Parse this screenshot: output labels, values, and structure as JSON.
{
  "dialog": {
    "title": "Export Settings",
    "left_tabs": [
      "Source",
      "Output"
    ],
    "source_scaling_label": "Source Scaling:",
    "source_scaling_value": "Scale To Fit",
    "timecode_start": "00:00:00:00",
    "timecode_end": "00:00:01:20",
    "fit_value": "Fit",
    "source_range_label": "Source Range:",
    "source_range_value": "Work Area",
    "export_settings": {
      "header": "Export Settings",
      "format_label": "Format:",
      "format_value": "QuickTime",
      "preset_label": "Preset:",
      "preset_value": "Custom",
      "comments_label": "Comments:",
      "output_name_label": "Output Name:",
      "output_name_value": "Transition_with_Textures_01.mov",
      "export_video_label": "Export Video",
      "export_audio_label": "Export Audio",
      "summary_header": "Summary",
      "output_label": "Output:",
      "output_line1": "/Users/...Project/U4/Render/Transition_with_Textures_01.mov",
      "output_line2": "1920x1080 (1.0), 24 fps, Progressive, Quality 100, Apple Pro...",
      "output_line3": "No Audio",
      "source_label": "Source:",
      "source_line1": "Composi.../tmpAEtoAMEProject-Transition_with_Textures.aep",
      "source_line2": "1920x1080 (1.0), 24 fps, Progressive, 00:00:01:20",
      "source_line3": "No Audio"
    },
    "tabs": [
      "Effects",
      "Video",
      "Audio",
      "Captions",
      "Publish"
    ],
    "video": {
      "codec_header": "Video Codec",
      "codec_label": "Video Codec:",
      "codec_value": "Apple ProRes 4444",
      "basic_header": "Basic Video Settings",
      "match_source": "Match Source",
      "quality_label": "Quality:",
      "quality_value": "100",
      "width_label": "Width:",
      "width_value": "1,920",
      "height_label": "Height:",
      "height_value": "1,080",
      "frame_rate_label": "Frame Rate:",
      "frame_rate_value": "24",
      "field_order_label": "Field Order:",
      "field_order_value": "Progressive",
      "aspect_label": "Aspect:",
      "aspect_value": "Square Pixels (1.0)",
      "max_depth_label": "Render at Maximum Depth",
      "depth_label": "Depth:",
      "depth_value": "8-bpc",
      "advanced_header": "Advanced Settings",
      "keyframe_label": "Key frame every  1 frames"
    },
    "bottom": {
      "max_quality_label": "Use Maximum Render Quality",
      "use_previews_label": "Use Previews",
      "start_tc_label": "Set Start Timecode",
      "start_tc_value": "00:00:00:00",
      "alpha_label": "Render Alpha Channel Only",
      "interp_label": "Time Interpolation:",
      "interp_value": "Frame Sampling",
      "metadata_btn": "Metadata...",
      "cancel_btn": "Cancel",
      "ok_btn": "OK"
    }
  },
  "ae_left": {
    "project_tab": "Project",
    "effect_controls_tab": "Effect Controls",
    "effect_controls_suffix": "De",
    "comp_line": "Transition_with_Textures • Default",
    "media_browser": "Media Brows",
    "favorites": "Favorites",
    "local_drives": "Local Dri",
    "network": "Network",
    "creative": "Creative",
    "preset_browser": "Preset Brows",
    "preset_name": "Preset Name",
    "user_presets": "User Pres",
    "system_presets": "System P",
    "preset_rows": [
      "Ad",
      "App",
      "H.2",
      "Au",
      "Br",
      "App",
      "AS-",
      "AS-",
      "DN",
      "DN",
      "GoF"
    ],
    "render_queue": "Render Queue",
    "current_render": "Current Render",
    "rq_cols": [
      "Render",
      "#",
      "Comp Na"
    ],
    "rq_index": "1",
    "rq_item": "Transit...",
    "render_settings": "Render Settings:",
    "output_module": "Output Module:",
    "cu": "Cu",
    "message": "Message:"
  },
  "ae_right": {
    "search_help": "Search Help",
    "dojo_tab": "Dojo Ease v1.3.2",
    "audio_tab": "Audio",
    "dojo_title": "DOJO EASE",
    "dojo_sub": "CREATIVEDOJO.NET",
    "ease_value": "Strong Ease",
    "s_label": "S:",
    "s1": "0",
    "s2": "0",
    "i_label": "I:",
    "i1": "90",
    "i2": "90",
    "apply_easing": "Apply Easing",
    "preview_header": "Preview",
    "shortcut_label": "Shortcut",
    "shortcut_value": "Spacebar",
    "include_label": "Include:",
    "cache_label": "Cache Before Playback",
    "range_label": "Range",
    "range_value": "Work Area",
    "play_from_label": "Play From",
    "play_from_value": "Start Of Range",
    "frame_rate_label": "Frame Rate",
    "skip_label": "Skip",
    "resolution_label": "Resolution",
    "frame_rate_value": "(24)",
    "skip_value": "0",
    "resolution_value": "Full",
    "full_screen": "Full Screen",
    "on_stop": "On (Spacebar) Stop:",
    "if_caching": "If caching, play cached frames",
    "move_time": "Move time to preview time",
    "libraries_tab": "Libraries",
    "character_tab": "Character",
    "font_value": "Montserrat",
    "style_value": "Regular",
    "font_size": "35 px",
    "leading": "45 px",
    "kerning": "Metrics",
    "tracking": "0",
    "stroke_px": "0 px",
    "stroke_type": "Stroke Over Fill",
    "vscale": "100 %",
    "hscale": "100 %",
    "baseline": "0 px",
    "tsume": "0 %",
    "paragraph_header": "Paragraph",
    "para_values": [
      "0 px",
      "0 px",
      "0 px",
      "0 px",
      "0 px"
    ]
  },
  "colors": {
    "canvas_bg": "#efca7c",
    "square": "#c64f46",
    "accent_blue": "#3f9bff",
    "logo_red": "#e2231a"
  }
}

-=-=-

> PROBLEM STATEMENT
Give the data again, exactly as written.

> RESPONSE AREA
Parse this screenshot: output labels, values, and structure as JSON.
{
  "dialog": {
    "title": "Export Settings",
    "left_tabs": [
      "Source",
      "Output"
    ],
    "source_scaling_label": "Source Scaling:",
    "source_scaling_value": "Scale To Fit",
    "timecode_start": "00:00:00:00",
    "timecode_end": "00:00:01:20",
    "fit_value": "Fit",
    "source_range_label": "Source Range:",
    "source_range_value": "Work Area",
    "export_settings": {
      "header": "Export Settings",
      "format_label": "Format:",
      "format_value": "QuickTime",
      "preset_label": "Preset:",
      "preset_value": "Custom",
      "comments_label": "Comments:",
      "output_name_label": "Output Name:",
      "output_name_value": "Transition_with_Textures_01.mov",
      "export_video_label": "Export Video",
      "export_audio_label": "Export Audio",
      "summary_header": "Summary",
      "output_label": "Output:",
      "output_line1": "/Users/...Project/U4/Render/Transition_with_Textures_01.mov",
      "output_line2": "1920x1080 (1.0), 24 fps, Progressive, Quality 100, Apple Pro...",
      "output_line3": "No Audio",
      "source_label": "Source:",
      "source_line1": "Composi.../tmpAEtoAMEProject-Transition_with_Textures.aep",
      "source_line2": "1920x1080 (1.0), 24 fps, Progressive, 00:00:01:20",
      "source_line3": "No Audio"
    },
    "tabs": [
      "Effects",
      "Video",
      "Audio",
      "Captions",
      "Publish"
    ],
    "video": {
      "codec_header": "Video Codec",
      "codec_label": "Video Codec:",
      "codec_value": "Apple ProRes 4444",
      "basic_header": "Basic Video Settings",
      "match_source": "Match Source",
      "quality_label": "Quality:",
      "quality_value": "100",
      "width_label": "Width:",
      "width_value": "1,920",
      "height_label": "Height:",
      "height_value": "1,080",
      "frame_rate_label": "Frame Rate:",
      "frame_rate_value": "24",
      "field_order_label": "Field Order:",
      "field_order_value": "Progressive",
      "aspect_label": "Aspect:",
      "aspect_value": "Square Pixels (1.0)",
      "max_depth_label": "Render at Maximum Depth",
      "depth_label": "Depth:",
      "depth_value": "8-bpc",
      "advanced_header": "Advanced Settings",
      "keyframe_label": "Key frame every  1 frames"
    },
    "bottom": {
      "max_quality_label": "Use Maximum Render Quality",
      "use_previews_label": "Use Previews",
      "start_tc_label": "Set Start Timecode",
      "start_tc_value": "00:00:00:00",
      "alpha_label": "Render Alpha Channel Only",
      "interp_label": "Time Interpolation:",
      "interp_value": "Frame Sampling",
      "metadata_btn": "Metadata...",
      "cancel_btn": "Cancel",
      "ok_btn": "OK"
    }
  },
  "ae_left": {
    "project_tab": "Project",
    "effect_controls_tab": "Effect Controls",
    "effect_controls_suffix": "De",
    "comp_line": "Transition_with_Textures • Default",
    "media_browser": "Media Brows",
    "favorites": "Favorites",
    "local_drives": "Local Dri",
    "network": "Network",
    "creative": "Creative",
    "preset_browser": "Preset Brows",
    "preset_name": "Preset Name",
    "user_presets": "User Pres",
    "system_presets": "System P",
    "preset_rows": [
      "Ad",
      "App",
      "H.2",
      "Au",
      "Br",
      "App",
      "AS-",
      "AS-",
      "DN",
      "DN",
      "GoF"
    ],
    "render_queue": "Render Queue",
    "current_render": "Current Render",
    "rq_cols": [
      "Render",
      "#",
      "Comp Na"
    ],
    "rq_index": "1",
    "rq_item": "Transit...",
    "render_settings": "Render Settings:",
    "output_module": "Output Module:",
    "cu": "Cu",
    "message": "Message:"
  },
  "ae_right": {
    "search_help": "Search Help",
    "dojo_tab": "Dojo Ease v1.3.2",
    "audio_tab": "Audio",
    "dojo_title": "DOJO EASE",
    "dojo_sub": "CREATIVEDOJO.NET",
    "ease_value": "Strong Ease",
    "s_label": "S:",
    "s1": "0",
    "s2": "0",
    "i_label": "I:",
    "i1": "90",
    "i2": "90",
    "apply_easing": "Apply Easing",
    "preview_header": "Preview",
    "shortcut_label": "Shortcut",
    "shortcut_value": "Spacebar",
    "include_label": "Include:",
    "cache_label": "Cache Before Playback",
    "range_label": "Range",
    "range_value": "Work Area",
    "play_from_label": "Play From",
    "play_from_value": "Start Of Range",
    "frame_rate_label": "Frame Rate",
    "skip_label": "Skip",
    "resolution_label": "Resolution",
    "frame_rate_value": "(24)",
    "skip_value": "0",
    "resolution_value": "Full",
    "full_screen": "Full Screen",
    "on_stop": "On (Spacebar) Stop:",
    "if_caching": "If caching, play cached frames",
    "move_time": "Move time to preview time",
    "libraries_tab": "Libraries",
    "character_tab": "Character",
    "font_value": "Montserrat",
    "style_value": "Regular",
    "font_size": "35 px",
    "leading": "45 px",
    "kerning": "Metrics",
    "tracking": "0",
    "stroke_px": "0 px",
    "stroke_type": "Stroke Over Fill",
    "vscale": "100 %",
    "hscale": "100 %",
    "baseline": "0 px",
    "tsume": "0 %",
    "paragraph_header": "Paragraph",
    "para_values": [
      "0 px",
      "0 px",
      "0 px",
      "0 px",
      "0 px"
    ]
  },
  "colors": {
    "canvas_bg": "#efca7c",
    "square": "#c64f46",
    "accent_blue": "#3f9bff",
    "logo_red": "#e2231a"
  }
}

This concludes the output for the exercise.